The National Planning Policy Framework (NPPF) was revised on 20 July 2021 to set out the government’s planning policies for England and how these should be applied. The new Framework replaces the previous NPPF published in March 2012, revised in July 2018 and updated in February 2019.
The first addition is a reference to the United Nation’s Sustainable Development Goals within the document’s introduction. The UNSDGs are a collection of 17 interlinked global goals designed to be a "blueprint to achieve a better and more sustainable future for all”. The IPM welcomes this inclusion, as we recently wrote about how the UNSDGs “provide a bedrock for sustainable place management and development” and have committed to consulting our Membership on how we can best use these global goals to develop practical tools and guidance that will help our members achieve a more radical vision for the places they serve. You can read the full IPM blog on that subject here.

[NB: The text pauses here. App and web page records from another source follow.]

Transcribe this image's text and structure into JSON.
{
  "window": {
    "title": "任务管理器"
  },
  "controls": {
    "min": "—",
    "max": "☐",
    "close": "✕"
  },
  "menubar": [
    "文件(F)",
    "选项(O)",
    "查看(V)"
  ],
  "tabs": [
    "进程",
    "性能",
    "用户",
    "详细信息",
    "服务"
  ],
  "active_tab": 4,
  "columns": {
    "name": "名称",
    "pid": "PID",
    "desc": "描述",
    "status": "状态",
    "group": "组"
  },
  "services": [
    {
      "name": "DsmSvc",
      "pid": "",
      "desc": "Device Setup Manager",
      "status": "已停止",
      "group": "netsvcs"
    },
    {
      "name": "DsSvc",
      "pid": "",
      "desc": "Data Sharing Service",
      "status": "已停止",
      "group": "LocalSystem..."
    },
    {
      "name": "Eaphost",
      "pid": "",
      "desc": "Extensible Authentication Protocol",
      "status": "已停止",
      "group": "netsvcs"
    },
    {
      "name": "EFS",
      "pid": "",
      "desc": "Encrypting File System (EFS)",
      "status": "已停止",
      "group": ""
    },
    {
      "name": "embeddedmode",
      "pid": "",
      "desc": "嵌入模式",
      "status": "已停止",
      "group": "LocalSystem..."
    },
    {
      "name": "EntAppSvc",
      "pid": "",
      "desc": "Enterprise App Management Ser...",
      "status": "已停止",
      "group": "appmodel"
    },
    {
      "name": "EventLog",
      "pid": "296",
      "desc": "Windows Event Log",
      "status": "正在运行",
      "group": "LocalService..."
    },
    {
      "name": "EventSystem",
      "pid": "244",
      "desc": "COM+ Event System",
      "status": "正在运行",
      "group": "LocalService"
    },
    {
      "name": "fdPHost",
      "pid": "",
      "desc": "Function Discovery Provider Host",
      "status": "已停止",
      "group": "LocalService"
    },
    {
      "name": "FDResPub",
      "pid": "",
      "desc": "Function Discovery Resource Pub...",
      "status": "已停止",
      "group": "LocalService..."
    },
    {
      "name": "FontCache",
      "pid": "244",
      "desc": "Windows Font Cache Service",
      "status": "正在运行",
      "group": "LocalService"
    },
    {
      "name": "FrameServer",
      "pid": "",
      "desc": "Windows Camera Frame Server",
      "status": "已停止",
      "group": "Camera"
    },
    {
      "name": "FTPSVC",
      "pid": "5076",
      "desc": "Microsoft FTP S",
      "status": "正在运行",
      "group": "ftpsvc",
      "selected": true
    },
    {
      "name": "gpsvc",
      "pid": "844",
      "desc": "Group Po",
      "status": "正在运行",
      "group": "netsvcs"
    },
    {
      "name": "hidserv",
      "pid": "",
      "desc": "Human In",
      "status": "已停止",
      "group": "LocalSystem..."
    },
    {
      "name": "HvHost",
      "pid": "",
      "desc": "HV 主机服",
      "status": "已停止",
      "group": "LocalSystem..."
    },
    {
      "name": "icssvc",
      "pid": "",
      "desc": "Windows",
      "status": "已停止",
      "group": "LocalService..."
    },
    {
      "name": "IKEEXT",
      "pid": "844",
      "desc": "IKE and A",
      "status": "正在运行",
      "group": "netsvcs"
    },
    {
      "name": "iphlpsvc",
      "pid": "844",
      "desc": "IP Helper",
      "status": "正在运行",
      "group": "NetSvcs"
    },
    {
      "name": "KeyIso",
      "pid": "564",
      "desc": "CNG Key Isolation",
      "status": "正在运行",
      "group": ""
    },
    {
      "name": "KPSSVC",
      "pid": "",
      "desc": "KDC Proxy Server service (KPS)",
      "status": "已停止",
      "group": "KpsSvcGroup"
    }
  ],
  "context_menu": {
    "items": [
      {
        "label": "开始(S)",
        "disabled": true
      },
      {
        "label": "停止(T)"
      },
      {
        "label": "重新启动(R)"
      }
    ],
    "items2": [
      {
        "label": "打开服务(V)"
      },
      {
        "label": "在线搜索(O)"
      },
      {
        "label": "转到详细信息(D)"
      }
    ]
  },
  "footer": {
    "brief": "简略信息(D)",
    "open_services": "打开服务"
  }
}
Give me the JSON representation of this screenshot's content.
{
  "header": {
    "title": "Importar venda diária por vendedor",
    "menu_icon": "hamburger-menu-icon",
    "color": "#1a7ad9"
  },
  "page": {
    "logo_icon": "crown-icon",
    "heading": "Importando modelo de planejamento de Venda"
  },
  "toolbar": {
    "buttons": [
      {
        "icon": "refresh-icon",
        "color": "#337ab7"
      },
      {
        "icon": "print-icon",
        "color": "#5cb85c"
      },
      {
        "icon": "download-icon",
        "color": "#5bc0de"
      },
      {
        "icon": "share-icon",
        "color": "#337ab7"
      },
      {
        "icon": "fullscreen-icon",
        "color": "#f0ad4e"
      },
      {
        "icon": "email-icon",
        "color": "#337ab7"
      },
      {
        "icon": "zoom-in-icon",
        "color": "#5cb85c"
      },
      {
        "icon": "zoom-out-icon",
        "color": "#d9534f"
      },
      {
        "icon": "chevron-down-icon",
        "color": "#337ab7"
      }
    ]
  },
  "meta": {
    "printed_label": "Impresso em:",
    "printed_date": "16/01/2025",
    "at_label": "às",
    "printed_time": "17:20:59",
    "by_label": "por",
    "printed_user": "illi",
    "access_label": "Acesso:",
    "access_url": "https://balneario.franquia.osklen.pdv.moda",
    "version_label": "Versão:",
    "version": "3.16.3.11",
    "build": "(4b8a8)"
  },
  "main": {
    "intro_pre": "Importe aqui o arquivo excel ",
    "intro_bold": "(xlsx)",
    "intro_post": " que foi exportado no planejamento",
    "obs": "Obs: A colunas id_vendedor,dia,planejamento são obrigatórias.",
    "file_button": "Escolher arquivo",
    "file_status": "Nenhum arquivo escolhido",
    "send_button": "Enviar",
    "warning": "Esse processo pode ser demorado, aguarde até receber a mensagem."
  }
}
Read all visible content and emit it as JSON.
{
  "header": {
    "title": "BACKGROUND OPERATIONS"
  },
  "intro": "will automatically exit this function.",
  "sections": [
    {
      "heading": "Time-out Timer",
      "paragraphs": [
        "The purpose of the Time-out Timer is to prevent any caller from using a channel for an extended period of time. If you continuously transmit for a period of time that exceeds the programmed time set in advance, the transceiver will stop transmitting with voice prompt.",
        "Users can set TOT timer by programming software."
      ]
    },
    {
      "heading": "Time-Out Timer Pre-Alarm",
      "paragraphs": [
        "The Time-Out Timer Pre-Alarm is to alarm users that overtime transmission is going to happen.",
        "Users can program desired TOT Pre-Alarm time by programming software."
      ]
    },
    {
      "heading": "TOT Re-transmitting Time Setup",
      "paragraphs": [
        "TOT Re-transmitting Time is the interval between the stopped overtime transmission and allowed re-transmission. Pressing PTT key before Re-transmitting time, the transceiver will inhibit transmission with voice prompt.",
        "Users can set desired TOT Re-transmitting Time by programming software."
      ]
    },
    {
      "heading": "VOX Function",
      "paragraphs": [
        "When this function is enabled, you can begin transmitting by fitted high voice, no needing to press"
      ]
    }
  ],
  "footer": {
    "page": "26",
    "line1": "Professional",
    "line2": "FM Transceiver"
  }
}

Other additions which may be of interest to IPM members include the expressed need to create “well-designed” and “beautiful” places using design guides and codes that are consistent with the principles set out in the National Design Guide and National Model Design Code. The updated NPPF states that neighbourhood planning groups can play an important role in the production of these design guides and codes but that, regardless of who prepares them, they should be based on “effective community engagement” that “reflect[s] local aspirations for the development of their area”.
Within the section on “tailoring planning controls to local circumstances”, the document is updated to included new information on the use of ‘Article 4’ directions to remove national permitted development rights. Permitted developments rights (PDR) allow for certain changes to be made to a building without the need to apply for planning permission.

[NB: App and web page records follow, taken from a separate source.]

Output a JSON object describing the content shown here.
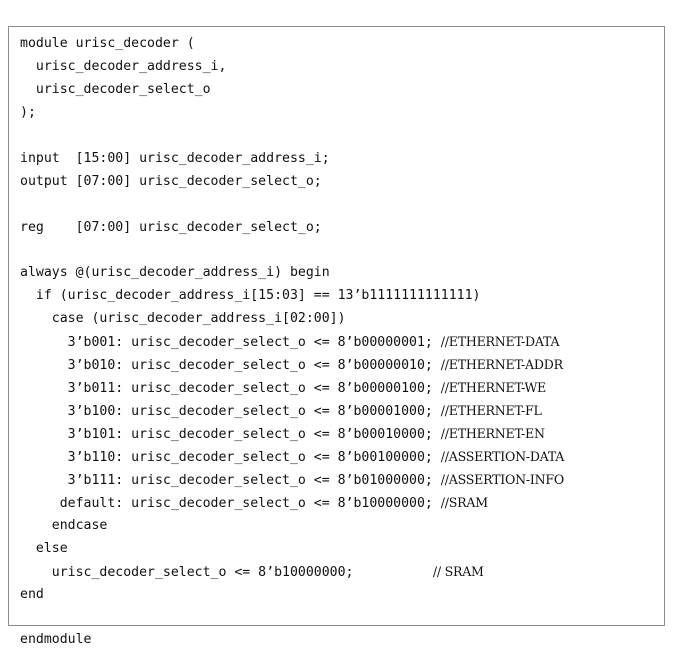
{
  "listing": {
    "language": "verilog",
    "module_name": "urisc_decoder",
    "border_color": "#8c8c8c",
    "background_color": "#ffffff",
    "text_color": "#111111",
    "lines": [
      {
        "code": "module urisc_decoder (",
        "comment": ""
      },
      {
        "code": "  urisc_decoder_address_i,",
        "comment": ""
      },
      {
        "code": "  urisc_decoder_select_o",
        "comment": ""
      },
      {
        "code": ");",
        "comment": ""
      },
      {
        "code": "",
        "comment": ""
      },
      {
        "code": "input  [15:00] urisc_decoder_address_i;",
        "comment": ""
      },
      {
        "code": "output [07:00] urisc_decoder_select_o;",
        "comment": ""
      },
      {
        "code": "",
        "comment": ""
      },
      {
        "code": "reg    [07:00] urisc_decoder_select_o;",
        "comment": ""
      },
      {
        "code": "",
        "comment": ""
      },
      {
        "code": "always @(urisc_decoder_address_i) begin",
        "comment": ""
      },
      {
        "code": "  if (urisc_decoder_address_i[15:03] == 13’b1111111111111)",
        "comment": ""
      },
      {
        "code": "    case (urisc_decoder_address_i[02:00])",
        "comment": ""
      },
      {
        "code": "      3’b001: urisc_decoder_select_o <= 8’b00000001; ",
        "comment": "//ETHERNET-DATA"
      },
      {
        "code": "      3’b010: urisc_decoder_select_o <= 8’b00000010; ",
        "comment": "//ETHERNET-ADDR"
      },
      {
        "code": "      3’b011: urisc_decoder_select_o <= 8’b00000100; ",
        "comment": "//ETHERNET-WE"
      },
      {
        "code": "      3’b100: urisc_decoder_select_o <= 8’b00001000; ",
        "comment": "//ETHERNET-FL"
      },
      {
        "code": "      3’b101: urisc_decoder_select_o <= 8’b00010000; ",
        "comment": "//ETHERNET-EN"
      },
      {
        "code": "      3’b110: urisc_decoder_select_o <= 8’b00100000; ",
        "comment": "//ASSERTION-DATA"
      },
      {
        "code": "      3’b111: urisc_decoder_select_o <= 8’b01000000; ",
        "comment": "//ASSERTION-INFO"
      },
      {
        "code": "     default: urisc_decoder_select_o <= 8’b10000000; ",
        "comment": "//SRAM"
      },
      {
        "code": "    endcase",
        "comment": ""
      },
      {
        "code": "  else",
        "comment": ""
      },
      {
        "code": "    urisc_decoder_select_o <= 8’b10000000;          ",
        "comment": "// SRAM"
      },
      {
        "code": "end",
        "comment": ""
      },
      {
        "code": "",
        "comment": ""
      },
      {
        "code": "endmodule",
        "comment": ""
      }
    ]
  }
}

The IPM recently presented evidence to the Housing, Communities and Local Government Committee which stated that the proposed PDR reforms could “undermine the ability to deliver a co-ordinated approach”, due to way in which the proposed reforms would allow for the conversion of ground-floor retail premises to residential and, therefore, remove the ability of a local authority to curate their high street offer.

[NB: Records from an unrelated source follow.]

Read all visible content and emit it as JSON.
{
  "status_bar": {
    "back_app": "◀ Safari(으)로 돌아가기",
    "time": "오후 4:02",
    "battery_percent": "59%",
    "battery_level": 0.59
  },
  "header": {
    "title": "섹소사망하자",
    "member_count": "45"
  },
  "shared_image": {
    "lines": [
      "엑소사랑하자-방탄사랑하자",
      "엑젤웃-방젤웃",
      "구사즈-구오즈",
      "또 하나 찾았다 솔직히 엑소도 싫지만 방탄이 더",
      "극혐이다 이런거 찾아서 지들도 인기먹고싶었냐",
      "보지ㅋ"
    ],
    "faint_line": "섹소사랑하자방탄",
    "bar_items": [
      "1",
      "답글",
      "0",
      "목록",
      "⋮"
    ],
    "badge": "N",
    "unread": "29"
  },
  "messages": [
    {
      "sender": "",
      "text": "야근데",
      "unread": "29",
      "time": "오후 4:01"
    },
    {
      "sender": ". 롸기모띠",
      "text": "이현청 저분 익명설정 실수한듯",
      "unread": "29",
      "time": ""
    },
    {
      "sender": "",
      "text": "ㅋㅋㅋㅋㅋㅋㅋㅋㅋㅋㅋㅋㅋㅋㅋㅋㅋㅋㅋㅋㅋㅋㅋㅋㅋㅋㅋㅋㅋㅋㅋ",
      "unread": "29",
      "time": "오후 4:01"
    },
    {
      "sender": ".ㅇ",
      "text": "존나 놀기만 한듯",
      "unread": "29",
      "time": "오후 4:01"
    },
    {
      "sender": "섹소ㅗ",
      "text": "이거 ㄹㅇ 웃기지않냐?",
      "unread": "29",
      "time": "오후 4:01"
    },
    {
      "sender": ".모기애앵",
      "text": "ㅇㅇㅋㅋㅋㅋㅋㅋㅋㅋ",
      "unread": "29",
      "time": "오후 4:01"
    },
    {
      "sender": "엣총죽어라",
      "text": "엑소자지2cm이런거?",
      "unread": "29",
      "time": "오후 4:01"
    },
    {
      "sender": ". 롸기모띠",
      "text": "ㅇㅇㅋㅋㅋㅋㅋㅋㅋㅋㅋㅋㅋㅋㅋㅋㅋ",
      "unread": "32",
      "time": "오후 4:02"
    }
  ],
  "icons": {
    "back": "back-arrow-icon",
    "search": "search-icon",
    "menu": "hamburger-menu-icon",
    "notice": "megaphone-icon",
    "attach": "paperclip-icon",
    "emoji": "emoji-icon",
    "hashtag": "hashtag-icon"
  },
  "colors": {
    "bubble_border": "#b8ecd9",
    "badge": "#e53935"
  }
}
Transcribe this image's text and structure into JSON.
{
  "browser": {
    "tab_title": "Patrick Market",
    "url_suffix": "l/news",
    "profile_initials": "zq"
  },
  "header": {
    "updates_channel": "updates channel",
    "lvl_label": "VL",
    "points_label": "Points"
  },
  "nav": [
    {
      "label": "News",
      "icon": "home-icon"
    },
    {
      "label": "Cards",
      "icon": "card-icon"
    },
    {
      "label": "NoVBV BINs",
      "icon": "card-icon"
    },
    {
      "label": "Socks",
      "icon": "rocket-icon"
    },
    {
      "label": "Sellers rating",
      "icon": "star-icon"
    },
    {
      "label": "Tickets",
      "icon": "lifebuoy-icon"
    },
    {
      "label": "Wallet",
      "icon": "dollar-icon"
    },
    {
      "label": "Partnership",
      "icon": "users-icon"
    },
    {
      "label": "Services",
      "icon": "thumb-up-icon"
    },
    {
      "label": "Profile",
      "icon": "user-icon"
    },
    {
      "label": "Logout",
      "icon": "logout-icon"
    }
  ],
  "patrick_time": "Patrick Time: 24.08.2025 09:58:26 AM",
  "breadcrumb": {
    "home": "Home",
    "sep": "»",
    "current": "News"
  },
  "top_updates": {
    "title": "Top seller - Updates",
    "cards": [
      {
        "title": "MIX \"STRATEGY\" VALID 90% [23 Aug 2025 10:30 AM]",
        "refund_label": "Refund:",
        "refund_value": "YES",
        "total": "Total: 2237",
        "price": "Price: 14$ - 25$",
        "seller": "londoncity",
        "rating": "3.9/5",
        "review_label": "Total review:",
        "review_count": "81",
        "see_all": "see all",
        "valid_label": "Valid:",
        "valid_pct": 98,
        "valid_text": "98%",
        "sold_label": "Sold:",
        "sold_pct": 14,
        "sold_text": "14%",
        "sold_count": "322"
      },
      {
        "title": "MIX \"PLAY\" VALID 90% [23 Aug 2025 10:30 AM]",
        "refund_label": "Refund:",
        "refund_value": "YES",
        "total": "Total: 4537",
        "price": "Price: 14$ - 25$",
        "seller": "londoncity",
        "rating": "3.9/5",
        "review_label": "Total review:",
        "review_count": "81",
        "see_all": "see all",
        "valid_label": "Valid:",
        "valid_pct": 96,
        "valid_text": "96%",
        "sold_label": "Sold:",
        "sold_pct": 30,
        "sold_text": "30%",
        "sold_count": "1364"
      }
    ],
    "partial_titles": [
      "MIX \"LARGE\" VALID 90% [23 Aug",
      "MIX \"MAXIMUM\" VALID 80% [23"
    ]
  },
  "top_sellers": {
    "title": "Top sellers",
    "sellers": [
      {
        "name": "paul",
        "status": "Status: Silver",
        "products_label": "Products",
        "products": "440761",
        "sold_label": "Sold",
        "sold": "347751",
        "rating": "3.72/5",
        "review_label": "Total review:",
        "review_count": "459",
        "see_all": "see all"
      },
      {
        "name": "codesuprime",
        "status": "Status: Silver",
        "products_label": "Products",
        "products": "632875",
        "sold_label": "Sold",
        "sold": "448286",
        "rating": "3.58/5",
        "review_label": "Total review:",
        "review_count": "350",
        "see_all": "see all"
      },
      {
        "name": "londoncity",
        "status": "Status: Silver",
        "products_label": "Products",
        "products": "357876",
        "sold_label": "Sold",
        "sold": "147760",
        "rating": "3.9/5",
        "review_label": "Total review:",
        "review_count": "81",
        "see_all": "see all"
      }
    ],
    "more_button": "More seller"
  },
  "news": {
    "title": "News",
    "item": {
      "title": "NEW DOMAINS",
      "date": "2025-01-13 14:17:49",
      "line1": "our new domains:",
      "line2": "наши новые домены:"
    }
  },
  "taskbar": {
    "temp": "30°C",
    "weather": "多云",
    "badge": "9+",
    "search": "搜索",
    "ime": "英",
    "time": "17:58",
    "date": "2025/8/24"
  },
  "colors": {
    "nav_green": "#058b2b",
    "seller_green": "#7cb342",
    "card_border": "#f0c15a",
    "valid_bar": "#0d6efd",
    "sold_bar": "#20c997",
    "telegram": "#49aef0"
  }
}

The evidence that the IPM provided to this MHCLG committee was aided and supported by effective contributions from our BID Foundation Members, including Bath, Canterbury, Team London Bridge, and Love Wimbledon. The input that BID members made to our evidence demonstrates the real importance of a co-ordinated voice when responding to policy matters that affect the future viability of town centres as, following the hearing, the committee recommended that the government should:
The NPPF was subsequently updated to state that use of Article 4 directions should be “limited to situations […] which could include the loss of the essential core of a primary shopping area” but that, in all cases, their application must be “based on robust evidence, and apply to the smallest geographical area possible.”
To provide more evidence in support of this area, the IPM has also started working in partnership with University College London and the Consumer Data Research Centre on a project to forecast the impact that PDR changes would have on business rates and BID levy collection in locations across the country.
The updated Framework also includes regular additional references to “sustainability", including a completely new section on the importance of trees to improve the character and quality of urban environments, as well as mitigate the impact of climate change. The document recommends a number of measures on this basis, including that “new streets are tree-lined, that opportunities are taken to incorporate trees elsewhere in developments (such as parks and community orchards), that appropriate measures are in place to secure the long-term maintenance of newly-planted trees, and that existing trees are retained wherever possible”.
Under “proposals affecting heritage assets”, the document also adds a new section to address the removal of statues, memorials or monuments. It states that, whether listed or not, local authorities “should have regard to the importance of their retention in situ and, where appropriate, of explaining their historic and social context rather than removal.”